■ **Problem to solve**: From the material below, return every line that includes "JSON".

■ **Exercise data**:
:::::

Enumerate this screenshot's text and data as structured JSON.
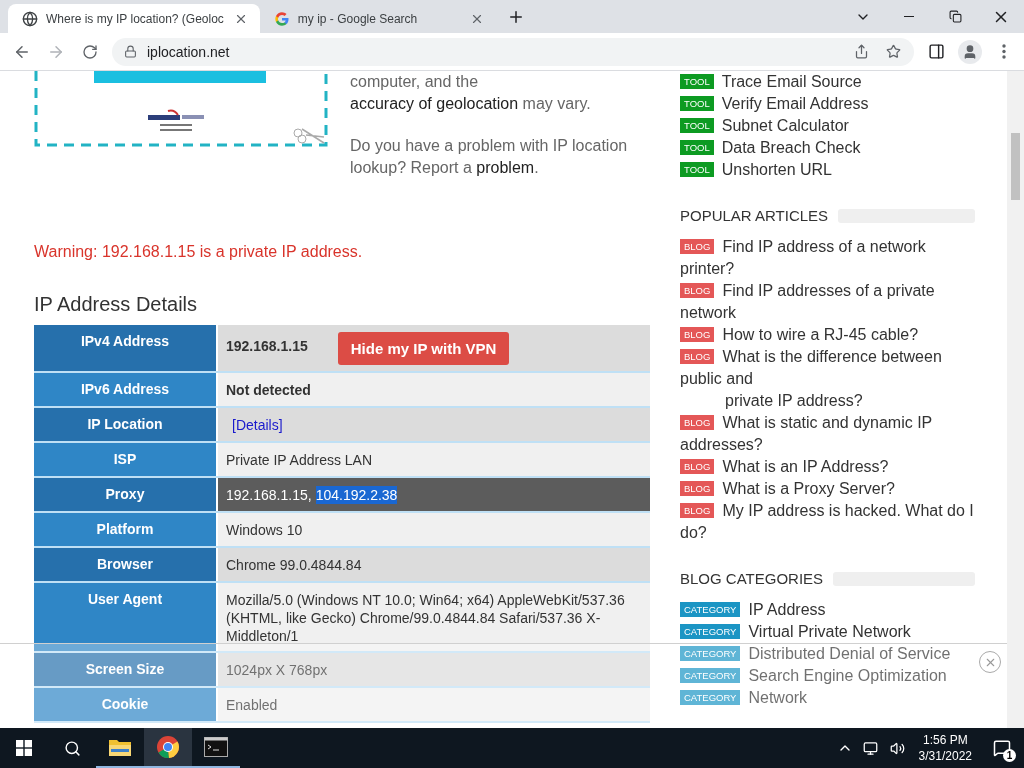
{
  "browser": {
    "tabs": [
      {
        "title": "Where is my IP location? (Geoloc",
        "selected": true
      },
      {
        "title": "my ip - Google Search",
        "selected": false
      }
    ],
    "url": "iplocation.net",
    "forward_disabled": true
  },
  "intro": {
    "paragraphs": [
      {
        "before": "computer, and the",
        "link": "accuracy of geolocation",
        "after": "may vary."
      },
      {
        "before": "Do you have a problem with IP location lookup? Report a",
        "link": "problem",
        "after": "."
      }
    ]
  },
  "warning": "Warning: 192.168.1.15 is a private IP address.",
  "details": {
    "heading": "IP Address Details",
    "rows": [
      {
        "label": "IPv4 Address",
        "value": "192.168.1.15",
        "kind": "bold",
        "button": "Hide my IP with VPN",
        "highlighted": false
      },
      {
        "label": "IPv6 Address",
        "value": "Not detected",
        "kind": "bold",
        "highlighted": false
      },
      {
        "label": "IP Location",
        "value": "[Details]",
        "kind": "link",
        "highlighted": false
      },
      {
        "label": "ISP",
        "value": "Private IP Address LAN",
        "kind": "text",
        "highlighted": false
      },
      {
        "label": "Proxy",
        "value": "192.168.1.15,",
        "selection": "104.192.2.38",
        "kind": "text",
        "highlighted": true
      },
      {
        "label": "Platform",
        "value": "Windows 10",
        "kind": "text",
        "highlighted": false
      },
      {
        "label": "Browser",
        "value": "Chrome 99.0.4844.84",
        "kind": "text",
        "highlighted": false
      },
      {
        "label": "User Agent",
        "value": "Mozilla/5.0 (Windows NT 10.0; Win64; x64) AppleWebKit/537.36 (KHTML, like Gecko) Chrome/99.0.4844.84 Safari/537.36 X-Middleton/1",
        "kind": "text",
        "highlighted": false
      },
      {
        "label": "Screen Size",
        "value": "1024px X 768px",
        "kind": "text",
        "highlighted": false
      },
      {
        "label": "Cookie",
        "value": "Enabled",
        "kind": "text",
        "highlighted": false
      }
    ]
  },
  "sidebar": {
    "sections": [
      {
        "items": [
          {
            "badge": "TOOL",
            "kind": "tool",
            "text": "Trace Email Source"
          },
          {
            "badge": "TOOL",
            "kind": "tool",
            "text": "Verify Email Address"
          },
          {
            "badge": "TOOL",
            "kind": "tool",
            "text": "Subnet Calculator"
          },
          {
            "badge": "TOOL",
            "kind": "tool",
            "text": "Data Breach Check"
          },
          {
            "badge": "TOOL",
            "kind": "tool",
            "text": "Unshorten URL"
          }
        ]
      },
      {
        "heading": "POPULAR ARTICLES",
        "items": [
          {
            "badge": "BLOG",
            "kind": "blog",
            "text": "Find IP address of a network printer?"
          },
          {
            "badge": "BLOG",
            "kind": "blog",
            "text": "Find IP addresses of a private network"
          },
          {
            "badge": "BLOG",
            "kind": "blog",
            "text": "How to wire a RJ-45 cable?"
          },
          {
            "badge": "BLOG",
            "kind": "blog",
            "text": "What is the difference between public and",
            "continuation": "private IP address?"
          },
          {
            "badge": "BLOG",
            "kind": "blog",
            "text": "What is static and dynamic IP addresses?"
          },
          {
            "badge": "BLOG",
            "kind": "blog",
            "text": "What is an IP Address?"
          },
          {
            "badge": "BLOG",
            "kind": "blog",
            "text": "What is a Proxy Server?"
          },
          {
            "badge": "BLOG",
            "kind": "blog",
            "text": "My IP address is hacked. What do I do?"
          }
        ]
      },
      {
        "heading": "BLOG CATEGORIES",
        "items": [
          {
            "badge": "CATEGORY",
            "kind": "category",
            "text": "IP Address"
          },
          {
            "badge": "CATEGORY",
            "kind": "category",
            "text": "Virtual Private Network"
          },
          {
            "badge": "CATEGORY",
            "kind": "category",
            "text": "Distributed Denial of Service"
          },
          {
            "badge": "CATEGORY",
            "kind": "category",
            "text": "Search Engine Optimization"
          },
          {
            "badge": "CATEGORY",
            "kind": "category",
            "text": "Network"
          }
        ]
      }
    ]
  },
  "taskbar": {
    "apps": [
      {
        "kind": "explorer",
        "selected": false
      },
      {
        "kind": "chrome",
        "selected": true
      },
      {
        "kind": "terminal",
        "selected": false
      }
    ],
    "time": "1:56 PM",
    "date": "3/31/2022",
    "notifications": "1"
  }
}
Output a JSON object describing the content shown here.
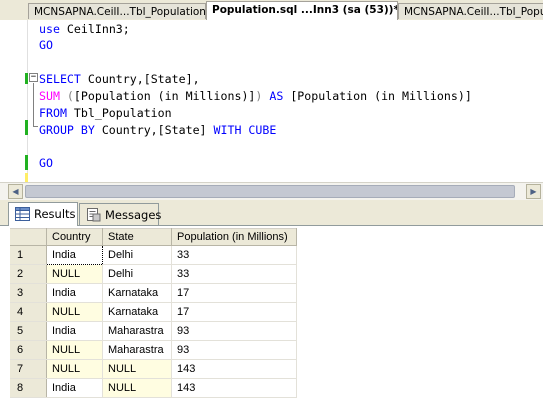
{
  "tabs": [
    {
      "label": "MCNSAPNA.CeilI...Tbl_Population",
      "active": false
    },
    {
      "label": "Population.sql ...Inn3 (sa (53))*",
      "active": true
    },
    {
      "label": "MCNSAPNA.CeilI...Tbl_Population",
      "active": false
    }
  ],
  "editor": {
    "line1": {
      "kw": "use",
      "rest": " CeilInn3;"
    },
    "line2": {
      "kw": "GO"
    },
    "line3": {
      "kw": "SELECT",
      "rest": " Country,[State],"
    },
    "line4": {
      "fn": "SUM",
      "open": " (",
      "inner": "[Population (in Millions)]",
      "close": ")",
      "kw": " AS",
      "rest": " [Population (in Millions)]"
    },
    "line5": {
      "kw": "FROM",
      "rest": " Tbl_Population"
    },
    "line6": {
      "kw1": "GROUP BY",
      "rest": " Country,[State]",
      "kw2": " WITH CUBE"
    },
    "line7": {
      "kw": "GO"
    }
  },
  "results_tabs": {
    "results": "Results",
    "messages": "Messages"
  },
  "grid": {
    "columns": [
      "Country",
      "State",
      "Population (in Millions)"
    ],
    "rows": [
      {
        "n": "1",
        "country": "India",
        "state": "Delhi",
        "pop": "33"
      },
      {
        "n": "2",
        "country": "NULL",
        "state": "Delhi",
        "pop": "33"
      },
      {
        "n": "3",
        "country": "India",
        "state": "Karnataka",
        "pop": "17"
      },
      {
        "n": "4",
        "country": "NULL",
        "state": "Karnataka",
        "pop": "17"
      },
      {
        "n": "5",
        "country": "India",
        "state": "Maharastra",
        "pop": "93"
      },
      {
        "n": "6",
        "country": "NULL",
        "state": "Maharastra",
        "pop": "93"
      },
      {
        "n": "7",
        "country": "NULL",
        "state": "NULL",
        "pop": "143"
      },
      {
        "n": "8",
        "country": "India",
        "state": "NULL",
        "pop": "143"
      }
    ]
  },
  "colors": {
    "keyword": "#0000ff",
    "function": "#ff00ff",
    "changed_marker": "#21b121",
    "saved_marker": "#ffee66",
    "null_cell": "#fffde1"
  }
}
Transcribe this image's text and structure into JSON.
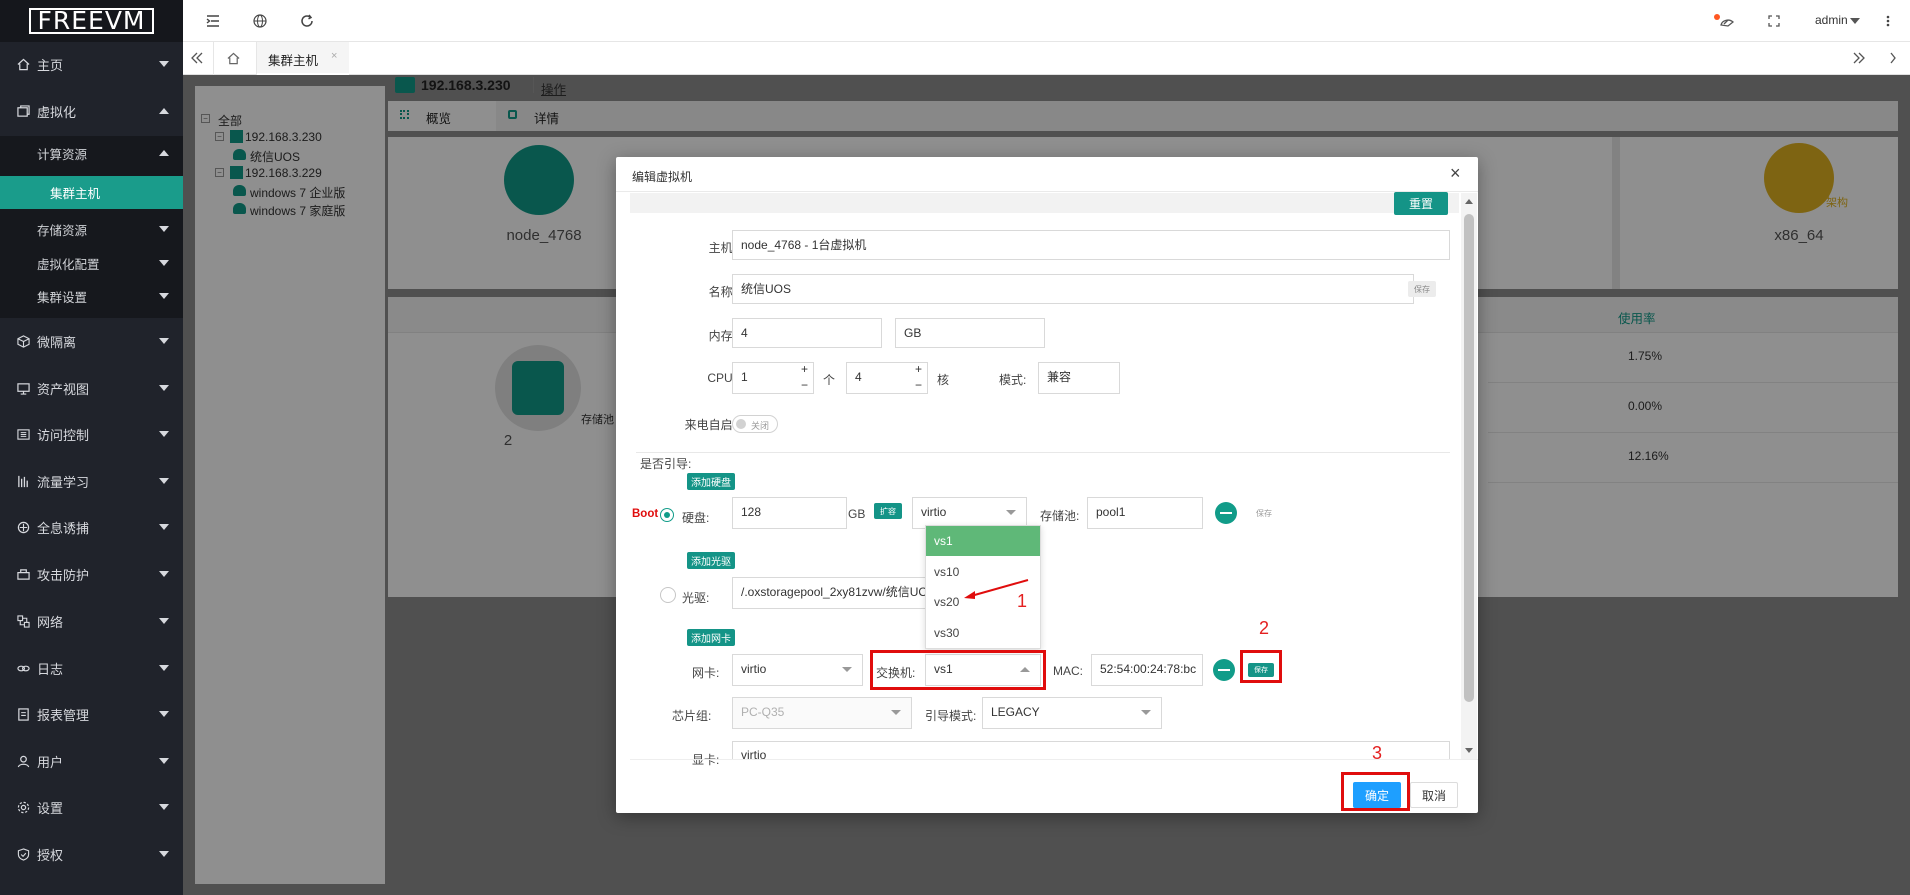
{
  "sidebar": {
    "logo": "FREEVM",
    "items": [
      {
        "label": "主页"
      },
      {
        "label": "虚拟化"
      },
      {
        "label": "微隔离"
      },
      {
        "label": "资产视图"
      },
      {
        "label": "访问控制"
      },
      {
        "label": "流量学习"
      },
      {
        "label": "全息诱捕"
      },
      {
        "label": "攻击防护"
      },
      {
        "label": "网络"
      },
      {
        "label": "日志"
      },
      {
        "label": "报表管理"
      },
      {
        "label": "用户"
      },
      {
        "label": "设置"
      },
      {
        "label": "授权"
      }
    ],
    "sub": [
      {
        "label": "计算资源"
      },
      {
        "label": "集群主机"
      },
      {
        "label": "存储资源"
      },
      {
        "label": "虚拟化配置"
      },
      {
        "label": "集群设置"
      }
    ]
  },
  "topbar": {
    "user": "admin"
  },
  "tabs": {
    "active": "集群主机"
  },
  "tree": {
    "root": "全部",
    "host1": "192.168.3.230",
    "vm1": "统信UOS",
    "host2": "192.168.3.229",
    "vm2": "windows 7 企业版",
    "vm3": "windows 7 家庭版"
  },
  "hostpanel": {
    "ip": "192.168.3.230",
    "action": "操作",
    "tab_overview": "概览",
    "tab_detail": "详情",
    "card1_value": "node_4768",
    "card2_label": "架构",
    "card2_value": "x86_64",
    "storage_label": "存储池",
    "storage_count": "2",
    "usage_header": "使用率",
    "usage": [
      "1.75%",
      "0.00%",
      "12.16%"
    ]
  },
  "modal": {
    "title": "编辑虚拟机",
    "reset": "重置",
    "host_label": "主机:",
    "host_value": "node_4768 - 1台虚拟机",
    "name_label": "名称:",
    "name_value": "统信UOS",
    "save": "保存",
    "mem_label": "内存:",
    "mem_value": "4",
    "mem_unit": "GB",
    "cpu_label": "CPU:",
    "cpu_value": "1",
    "cpu_unit1": "个",
    "cores_value": "4",
    "cpu_unit2": "核",
    "mode_label": "模式:",
    "mode_value": "兼容",
    "autostart_label": "来电自启:",
    "autostart_state": "关闭",
    "boot_section": "是否引导:",
    "add_disk": "添加硬盘",
    "boot_marker": "Boot",
    "disk_label": "硬盘:",
    "disk_size": "128",
    "disk_unit": "GB",
    "expand": "扩容",
    "disk_bus": "virtio",
    "pool_label": "存储池:",
    "pool_value": "pool1",
    "add_cdrom": "添加光驱",
    "cdrom_label": "光驱:",
    "cdrom_value": "/.oxstoragepool_2xy81zvw/统信UOS",
    "add_nic": "添加网卡",
    "nic_label": "网卡:",
    "nic_model": "virtio",
    "switch_label": "交换机:",
    "switch_value": "vs1",
    "switch_options": [
      "vs1",
      "vs10",
      "vs20",
      "vs30"
    ],
    "mac_label": "MAC:",
    "mac_value": "52:54:00:24:78:bc",
    "chipset_label": "芯片组:",
    "chipset_value": "PC-Q35",
    "bootmode_label": "引导模式:",
    "bootmode_value": "LEGACY",
    "display_label": "显卡:",
    "display_value": "virtio",
    "ok": "确定",
    "cancel": "取消"
  },
  "annotations": [
    "1",
    "2",
    "3"
  ],
  "colors": {
    "accent": "#149487",
    "sidebar": "#20232b",
    "primary": "#1e9fff",
    "annotation": "#e00d0d"
  }
}
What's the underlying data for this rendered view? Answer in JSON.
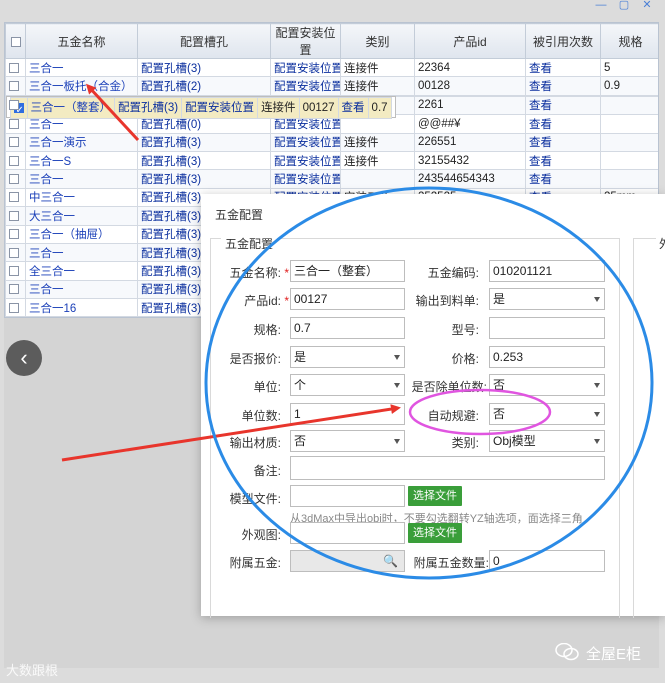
{
  "window": {
    "title": "",
    "min": "—",
    "max": "▢",
    "close": "✕"
  },
  "grid": {
    "columns": [
      "",
      "五金名称",
      "配置槽孔",
      "配置安装位置",
      "类别",
      "产品id",
      "被引用次数",
      "规格"
    ],
    "rows": [
      {
        "checked": false,
        "name": "三合一",
        "slot": "配置孔槽(3)",
        "pos": "配置安装位置",
        "cat": "连接件",
        "pid": "22364",
        "ref": "查看",
        "spec": "5"
      },
      {
        "checked": false,
        "name": "三合一板托（合金）",
        "slot": "配置孔槽(2)",
        "pos": "配置安装位置",
        "cat": "连接件",
        "pid": "00128",
        "ref": "查看",
        "spec": "0.9"
      },
      {
        "checked": true,
        "name": "三合一（整套）",
        "slot": "配置孔槽(3)",
        "pos": "配置安装位置",
        "cat": "连接件",
        "pid": "00127",
        "ref": "查看",
        "spec": "0.7"
      },
      {
        "checked": false,
        "name": "三合一演示",
        "slot": "配置孔槽(3)",
        "pos": "配置安装位置",
        "cat": "连接件",
        "pid": "2261",
        "ref": "查看",
        "spec": ""
      },
      {
        "checked": false,
        "name": "三合一",
        "slot": "配置孔槽(0)",
        "pos": "配置安装位置",
        "cat": "",
        "pid": "@@##¥",
        "ref": "查看",
        "spec": ""
      },
      {
        "checked": false,
        "name": "三合一演示",
        "slot": "配置孔槽(3)",
        "pos": "配置安装位置",
        "cat": "连接件",
        "pid": "226551",
        "ref": "查看",
        "spec": ""
      },
      {
        "checked": false,
        "name": "三合一S",
        "slot": "配置孔槽(3)",
        "pos": "配置安装位置",
        "cat": "连接件",
        "pid": "32155432",
        "ref": "查看",
        "spec": ""
      },
      {
        "checked": false,
        "name": "三合一",
        "slot": "配置孔槽(3)",
        "pos": "配置安装位置",
        "cat": "",
        "pid": "243544654343",
        "ref": "查看",
        "spec": ""
      },
      {
        "checked": false,
        "name": "中三合一",
        "slot": "配置孔槽(3)",
        "pos": "配置安装位置",
        "cat": "安装五金",
        "pid": "252525",
        "ref": "查看",
        "spec": "25mm"
      },
      {
        "checked": false,
        "name": "大三合一",
        "slot": "配置孔槽(3)",
        "pos": "",
        "cat": "",
        "pid": "",
        "ref": "",
        "spec": ""
      },
      {
        "checked": false,
        "name": "三合一（抽屉）",
        "slot": "配置孔槽(3)",
        "pos": "",
        "cat": "",
        "pid": "",
        "ref": "",
        "spec": ""
      },
      {
        "checked": false,
        "name": "三合一",
        "slot": "配置孔槽(3)",
        "pos": "",
        "cat": "",
        "pid": "",
        "ref": "",
        "spec": ""
      },
      {
        "checked": false,
        "name": "全三合一",
        "slot": "配置孔槽(3)",
        "pos": "",
        "cat": "",
        "pid": "",
        "ref": "",
        "spec": ""
      },
      {
        "checked": false,
        "name": "三合一",
        "slot": "配置孔槽(3)",
        "pos": "",
        "cat": "",
        "pid": "",
        "ref": "",
        "spec": ""
      },
      {
        "checked": false,
        "name": "三合一16",
        "slot": "配置孔槽(3)",
        "pos": "",
        "cat": "",
        "pid": "",
        "ref": "",
        "spec": ""
      }
    ]
  },
  "nav": {
    "prev": "‹"
  },
  "dialog": {
    "title": "五金配置",
    "section_title": "五金配置",
    "side_section_title": "外",
    "fields": {
      "name_label": "五金名称:",
      "name_value": "三合一（整套）",
      "code_label": "五金编码:",
      "code_value": "010201121",
      "pid_label": "产品id:",
      "pid_value": "00127",
      "export_label": "输出到料单:",
      "export_value": "是",
      "spec_label": "规格:",
      "spec_value": "0.7",
      "model_label": "型号:",
      "model_value": "",
      "quote_label": "是否报价:",
      "quote_value": "是",
      "price_label": "价格:",
      "price_value": "0.253",
      "unit_label": "单位:",
      "unit_value": "个",
      "divide_label": "是否除单位数:",
      "divide_value": "否",
      "unitnum_label": "单位数:",
      "unitnum_value": "1",
      "auto_avoid_label": "自动规避:",
      "auto_avoid_value": "否",
      "material_label": "输出材质:",
      "material_value": "否",
      "category_label": "类别:",
      "category_value": "Obj模型",
      "remark_label": "备注:",
      "remark_value": "",
      "modelfile_label": "模型文件:",
      "modelfile_button": "选择文件",
      "modelfile_hint": "从3dMax中导出obj时，不要勾选翻转YZ轴选项，面选择三角",
      "appearance_label": "外观图:",
      "appearance_button": "选择文件",
      "attached_label": "附属五金:",
      "attached_qty_label": "附属五金数量:",
      "attached_qty_value": "0"
    }
  },
  "watermarks": {
    "left": "大数跟根",
    "right": "全屋E柜"
  },
  "colors": {
    "arrow_red": "#e8352c",
    "circle_blue": "#2b8be6",
    "ellipse_pink": "#e055e0",
    "accent_link": "#1a3fb8"
  }
}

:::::

■ **Exercise output**:
Enumerate this screenshot's text and data as structured JSON.
Output a JSON object describing the content shown here.
Transcribe this image's text and structure into JSON.
What's the underlying data for this rendered view? Answer in JSON.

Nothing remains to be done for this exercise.